With that in mind, how can you put your customer experience first? It doesn’t have to be complicated. In fact, it just comes down to a few basic things to make a huge difference in your overall customer experience. Better yet, these also have a positive impact on your employee morale as well.
- Unite departments: First, break down any barriers between customer service and other departments. The experience is the responsibility of everyone within a company, and everyone should feel empowered to serve customers.
- Ask for feedback: Start conversations with customers through surveys, social media, interactions, and touchpoints to get them involved. These engagements are a great opportunity to learn what customers want and how to improve.
- Use technology: Technology makes it possible to create a seamless, omnichannel experience. Your customers should be in charge of deciding how they want to access support.
- Make a customer journey map: Don’t assume you know your customers best. Truly take the time to understand their journey through each stage of your funnel.

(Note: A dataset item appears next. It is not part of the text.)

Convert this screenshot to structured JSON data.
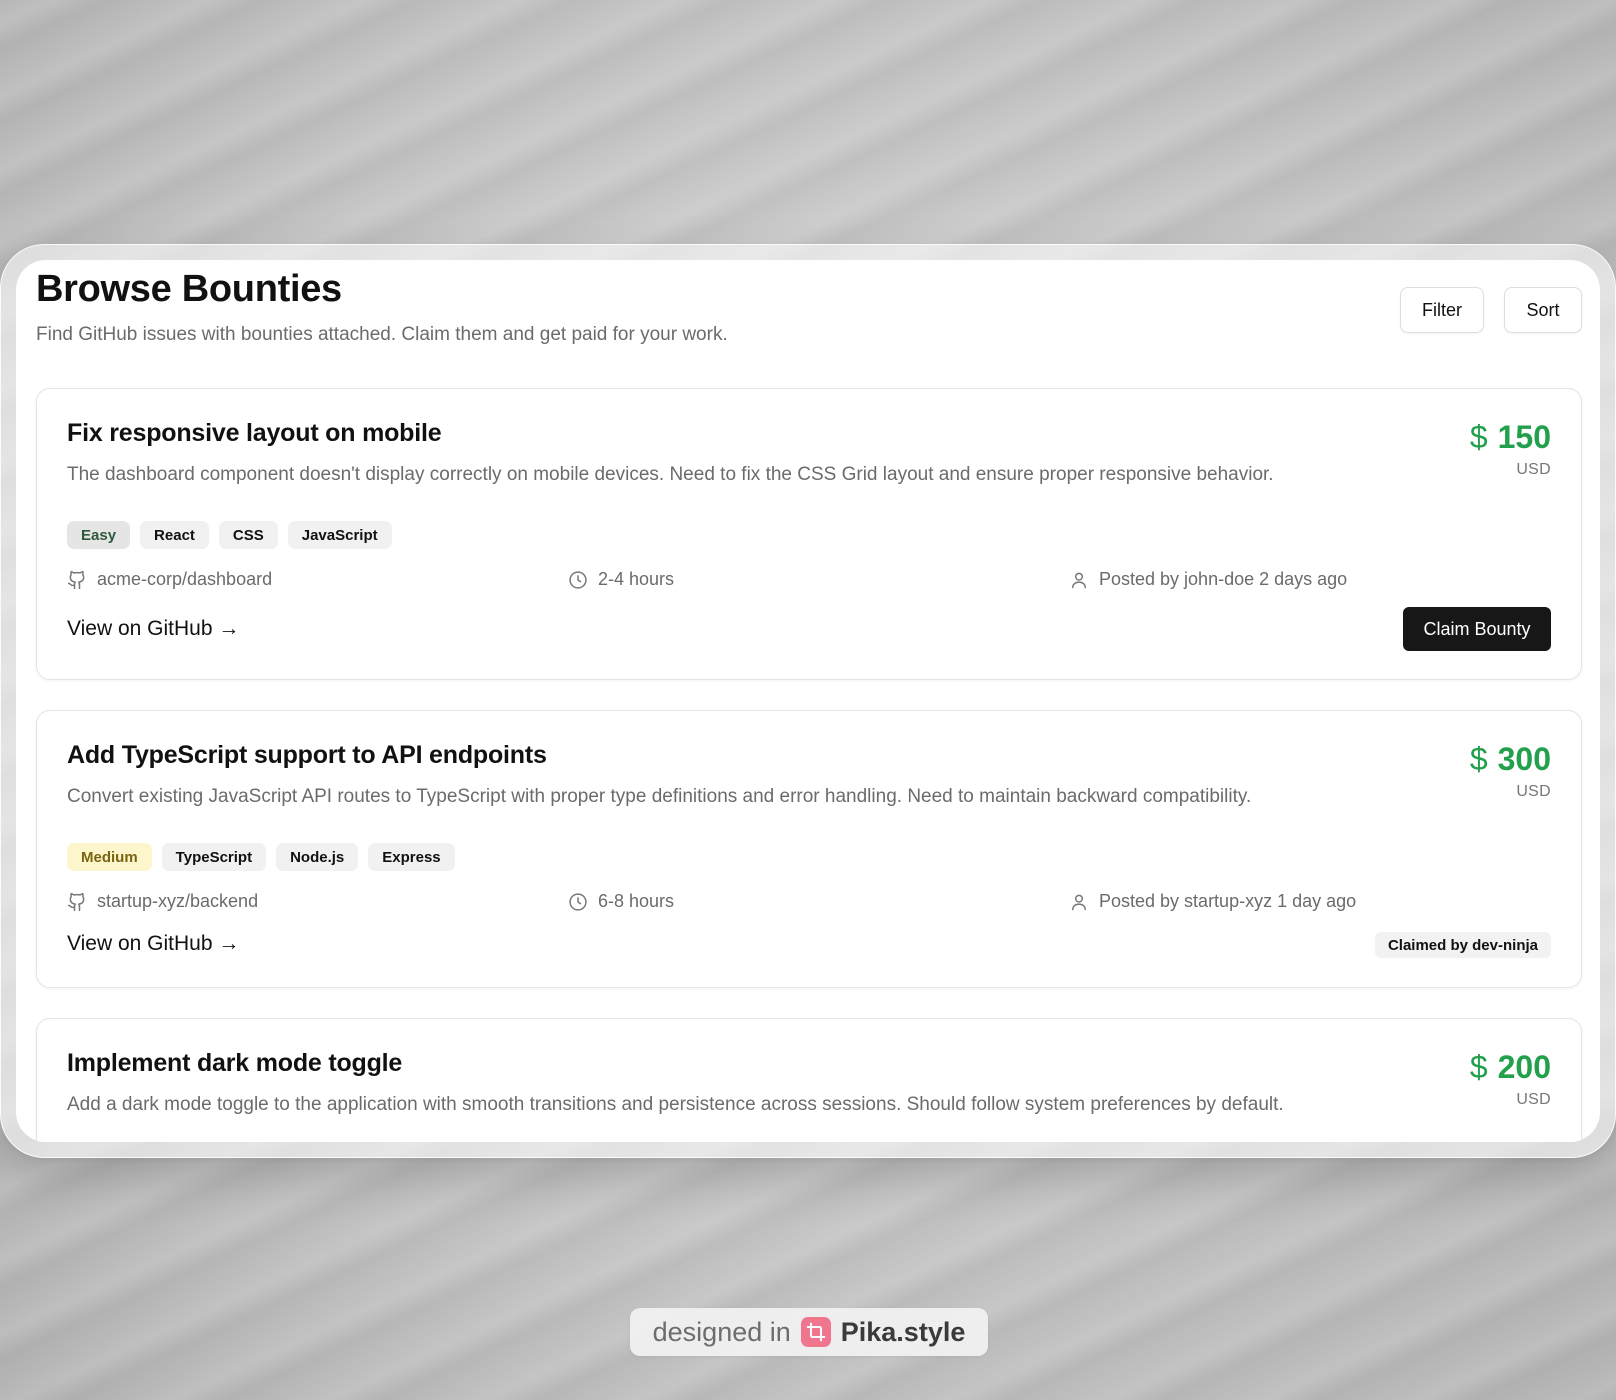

When you know where they’re going, it’s easier to build a strong relationship.
When you put your experience first, everything else falls into place naturally. This isn’t something that happens overnight. It takes proactive planning to find the right customer experience management strategy for you. As long as you’re putting your customers first, you’re on the right track.
As a customer experience expert, I’ve worked with countless companies on ways to actionably improve engagement and loyalty. I’ve also seen firsthand the true cost of bad customer experience management. Above all, I caution all businesses against falling into these traps above. Your customers want to support you. Make it as easy for them as possible.